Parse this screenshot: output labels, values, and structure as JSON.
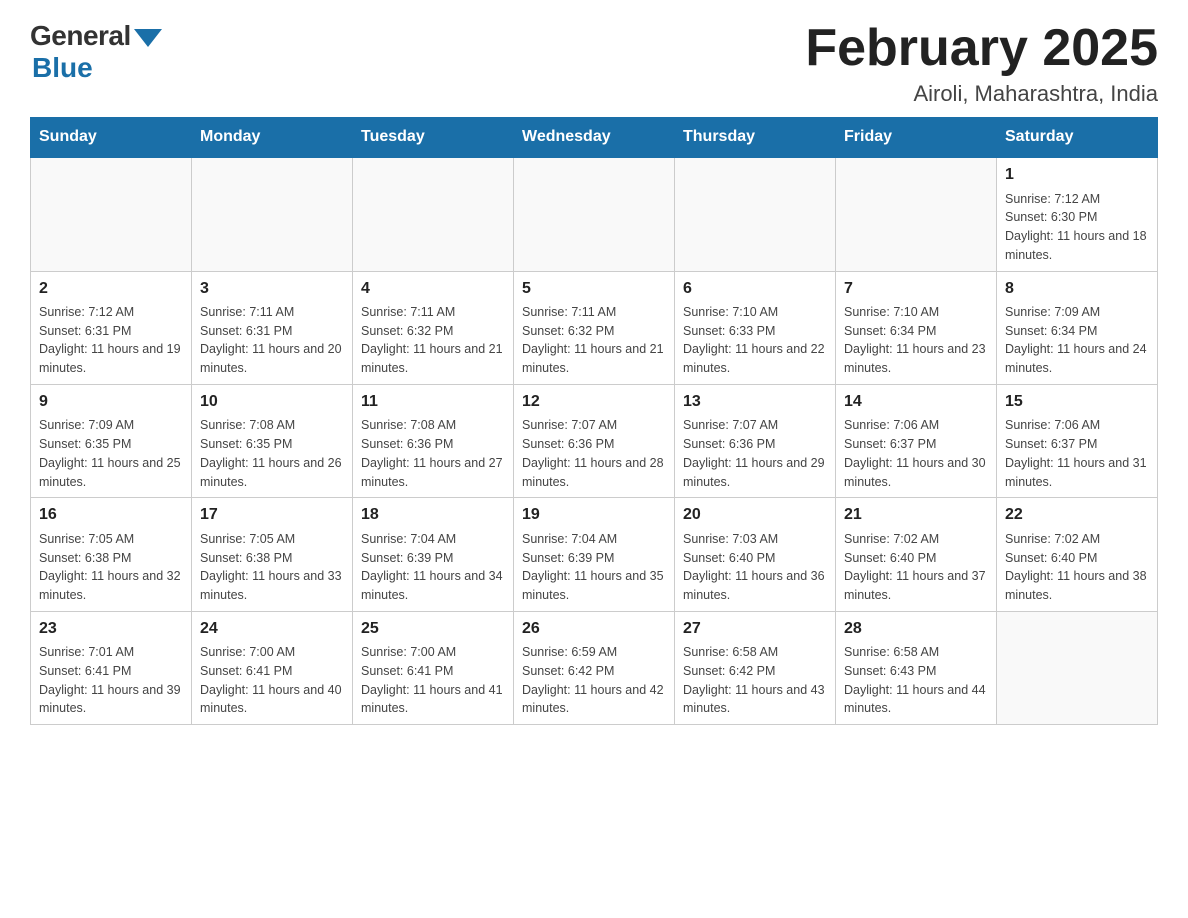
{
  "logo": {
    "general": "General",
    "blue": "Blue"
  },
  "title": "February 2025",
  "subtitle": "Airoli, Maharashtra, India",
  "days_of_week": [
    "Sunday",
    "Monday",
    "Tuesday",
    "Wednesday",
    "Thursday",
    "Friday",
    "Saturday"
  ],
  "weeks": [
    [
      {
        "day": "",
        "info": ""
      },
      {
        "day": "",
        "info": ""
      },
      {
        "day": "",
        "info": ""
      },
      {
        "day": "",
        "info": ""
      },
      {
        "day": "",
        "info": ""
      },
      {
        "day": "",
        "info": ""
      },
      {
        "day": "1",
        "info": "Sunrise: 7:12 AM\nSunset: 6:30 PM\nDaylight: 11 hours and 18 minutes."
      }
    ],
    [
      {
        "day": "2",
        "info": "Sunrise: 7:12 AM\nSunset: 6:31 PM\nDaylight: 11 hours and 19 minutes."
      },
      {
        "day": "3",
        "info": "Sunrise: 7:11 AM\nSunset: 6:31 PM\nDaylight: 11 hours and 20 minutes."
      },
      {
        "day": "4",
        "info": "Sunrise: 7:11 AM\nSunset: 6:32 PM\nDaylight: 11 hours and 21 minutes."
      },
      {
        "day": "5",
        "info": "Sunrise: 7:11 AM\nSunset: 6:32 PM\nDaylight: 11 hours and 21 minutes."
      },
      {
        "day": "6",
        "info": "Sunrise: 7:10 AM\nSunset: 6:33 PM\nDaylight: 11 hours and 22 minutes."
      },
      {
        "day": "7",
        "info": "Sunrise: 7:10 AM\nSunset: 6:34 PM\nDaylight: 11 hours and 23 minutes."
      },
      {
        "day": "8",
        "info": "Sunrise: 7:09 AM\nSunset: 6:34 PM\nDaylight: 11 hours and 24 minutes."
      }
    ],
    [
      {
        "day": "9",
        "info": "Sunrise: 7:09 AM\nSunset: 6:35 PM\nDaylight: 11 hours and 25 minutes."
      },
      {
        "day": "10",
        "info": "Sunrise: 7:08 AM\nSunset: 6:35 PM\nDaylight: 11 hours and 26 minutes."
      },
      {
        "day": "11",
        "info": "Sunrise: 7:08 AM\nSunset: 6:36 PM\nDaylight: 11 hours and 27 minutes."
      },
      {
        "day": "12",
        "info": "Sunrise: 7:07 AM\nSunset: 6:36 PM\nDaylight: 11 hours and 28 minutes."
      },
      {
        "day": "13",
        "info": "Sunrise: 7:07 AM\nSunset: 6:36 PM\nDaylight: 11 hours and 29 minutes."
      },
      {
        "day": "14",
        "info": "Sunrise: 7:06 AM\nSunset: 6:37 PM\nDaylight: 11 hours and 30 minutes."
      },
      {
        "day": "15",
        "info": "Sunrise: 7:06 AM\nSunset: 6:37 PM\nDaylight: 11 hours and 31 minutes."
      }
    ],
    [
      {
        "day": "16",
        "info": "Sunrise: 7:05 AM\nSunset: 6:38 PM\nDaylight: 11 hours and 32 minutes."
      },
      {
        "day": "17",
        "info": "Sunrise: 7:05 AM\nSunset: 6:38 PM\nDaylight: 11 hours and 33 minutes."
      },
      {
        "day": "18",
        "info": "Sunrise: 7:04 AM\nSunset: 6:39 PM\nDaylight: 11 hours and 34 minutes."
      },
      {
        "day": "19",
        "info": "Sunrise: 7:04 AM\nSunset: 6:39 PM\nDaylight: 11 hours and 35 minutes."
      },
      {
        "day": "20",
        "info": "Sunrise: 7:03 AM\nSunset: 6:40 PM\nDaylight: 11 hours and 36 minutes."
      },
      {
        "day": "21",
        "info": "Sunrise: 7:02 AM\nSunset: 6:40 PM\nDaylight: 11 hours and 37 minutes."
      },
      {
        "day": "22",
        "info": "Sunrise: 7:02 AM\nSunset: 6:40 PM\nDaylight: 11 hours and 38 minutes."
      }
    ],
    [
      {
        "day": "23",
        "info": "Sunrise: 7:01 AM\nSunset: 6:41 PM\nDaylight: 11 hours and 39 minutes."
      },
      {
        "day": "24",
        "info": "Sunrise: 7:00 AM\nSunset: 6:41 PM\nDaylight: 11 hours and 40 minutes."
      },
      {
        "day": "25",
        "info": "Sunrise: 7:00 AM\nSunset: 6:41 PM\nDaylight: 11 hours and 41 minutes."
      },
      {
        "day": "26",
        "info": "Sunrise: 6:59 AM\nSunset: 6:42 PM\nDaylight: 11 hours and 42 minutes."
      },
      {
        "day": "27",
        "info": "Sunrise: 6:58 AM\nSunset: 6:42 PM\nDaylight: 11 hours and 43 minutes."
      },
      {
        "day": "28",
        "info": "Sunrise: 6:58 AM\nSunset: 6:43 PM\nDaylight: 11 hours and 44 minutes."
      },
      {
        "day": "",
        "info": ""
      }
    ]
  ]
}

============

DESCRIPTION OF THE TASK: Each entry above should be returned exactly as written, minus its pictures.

EXERCISE SOLUTION:
Parse this screenshot: output labels, values, and structure as JSON.
{
  "logo": {
    "general": "General",
    "blue": "Blue"
  },
  "title": "February 2025",
  "subtitle": "Airoli, Maharashtra, India",
  "days_of_week": [
    "Sunday",
    "Monday",
    "Tuesday",
    "Wednesday",
    "Thursday",
    "Friday",
    "Saturday"
  ],
  "weeks": [
    [
      {
        "day": "",
        "info": ""
      },
      {
        "day": "",
        "info": ""
      },
      {
        "day": "",
        "info": ""
      },
      {
        "day": "",
        "info": ""
      },
      {
        "day": "",
        "info": ""
      },
      {
        "day": "",
        "info": ""
      },
      {
        "day": "1",
        "info": "Sunrise: 7:12 AM\nSunset: 6:30 PM\nDaylight: 11 hours and 18 minutes."
      }
    ],
    [
      {
        "day": "2",
        "info": "Sunrise: 7:12 AM\nSunset: 6:31 PM\nDaylight: 11 hours and 19 minutes."
      },
      {
        "day": "3",
        "info": "Sunrise: 7:11 AM\nSunset: 6:31 PM\nDaylight: 11 hours and 20 minutes."
      },
      {
        "day": "4",
        "info": "Sunrise: 7:11 AM\nSunset: 6:32 PM\nDaylight: 11 hours and 21 minutes."
      },
      {
        "day": "5",
        "info": "Sunrise: 7:11 AM\nSunset: 6:32 PM\nDaylight: 11 hours and 21 minutes."
      },
      {
        "day": "6",
        "info": "Sunrise: 7:10 AM\nSunset: 6:33 PM\nDaylight: 11 hours and 22 minutes."
      },
      {
        "day": "7",
        "info": "Sunrise: 7:10 AM\nSunset: 6:34 PM\nDaylight: 11 hours and 23 minutes."
      },
      {
        "day": "8",
        "info": "Sunrise: 7:09 AM\nSunset: 6:34 PM\nDaylight: 11 hours and 24 minutes."
      }
    ],
    [
      {
        "day": "9",
        "info": "Sunrise: 7:09 AM\nSunset: 6:35 PM\nDaylight: 11 hours and 25 minutes."
      },
      {
        "day": "10",
        "info": "Sunrise: 7:08 AM\nSunset: 6:35 PM\nDaylight: 11 hours and 26 minutes."
      },
      {
        "day": "11",
        "info": "Sunrise: 7:08 AM\nSunset: 6:36 PM\nDaylight: 11 hours and 27 minutes."
      },
      {
        "day": "12",
        "info": "Sunrise: 7:07 AM\nSunset: 6:36 PM\nDaylight: 11 hours and 28 minutes."
      },
      {
        "day": "13",
        "info": "Sunrise: 7:07 AM\nSunset: 6:36 PM\nDaylight: 11 hours and 29 minutes."
      },
      {
        "day": "14",
        "info": "Sunrise: 7:06 AM\nSunset: 6:37 PM\nDaylight: 11 hours and 30 minutes."
      },
      {
        "day": "15",
        "info": "Sunrise: 7:06 AM\nSunset: 6:37 PM\nDaylight: 11 hours and 31 minutes."
      }
    ],
    [
      {
        "day": "16",
        "info": "Sunrise: 7:05 AM\nSunset: 6:38 PM\nDaylight: 11 hours and 32 minutes."
      },
      {
        "day": "17",
        "info": "Sunrise: 7:05 AM\nSunset: 6:38 PM\nDaylight: 11 hours and 33 minutes."
      },
      {
        "day": "18",
        "info": "Sunrise: 7:04 AM\nSunset: 6:39 PM\nDaylight: 11 hours and 34 minutes."
      },
      {
        "day": "19",
        "info": "Sunrise: 7:04 AM\nSunset: 6:39 PM\nDaylight: 11 hours and 35 minutes."
      },
      {
        "day": "20",
        "info": "Sunrise: 7:03 AM\nSunset: 6:40 PM\nDaylight: 11 hours and 36 minutes."
      },
      {
        "day": "21",
        "info": "Sunrise: 7:02 AM\nSunset: 6:40 PM\nDaylight: 11 hours and 37 minutes."
      },
      {
        "day": "22",
        "info": "Sunrise: 7:02 AM\nSunset: 6:40 PM\nDaylight: 11 hours and 38 minutes."
      }
    ],
    [
      {
        "day": "23",
        "info": "Sunrise: 7:01 AM\nSunset: 6:41 PM\nDaylight: 11 hours and 39 minutes."
      },
      {
        "day": "24",
        "info": "Sunrise: 7:00 AM\nSunset: 6:41 PM\nDaylight: 11 hours and 40 minutes."
      },
      {
        "day": "25",
        "info": "Sunrise: 7:00 AM\nSunset: 6:41 PM\nDaylight: 11 hours and 41 minutes."
      },
      {
        "day": "26",
        "info": "Sunrise: 6:59 AM\nSunset: 6:42 PM\nDaylight: 11 hours and 42 minutes."
      },
      {
        "day": "27",
        "info": "Sunrise: 6:58 AM\nSunset: 6:42 PM\nDaylight: 11 hours and 43 minutes."
      },
      {
        "day": "28",
        "info": "Sunrise: 6:58 AM\nSunset: 6:43 PM\nDaylight: 11 hours and 44 minutes."
      },
      {
        "day": "",
        "info": ""
      }
    ]
  ]
}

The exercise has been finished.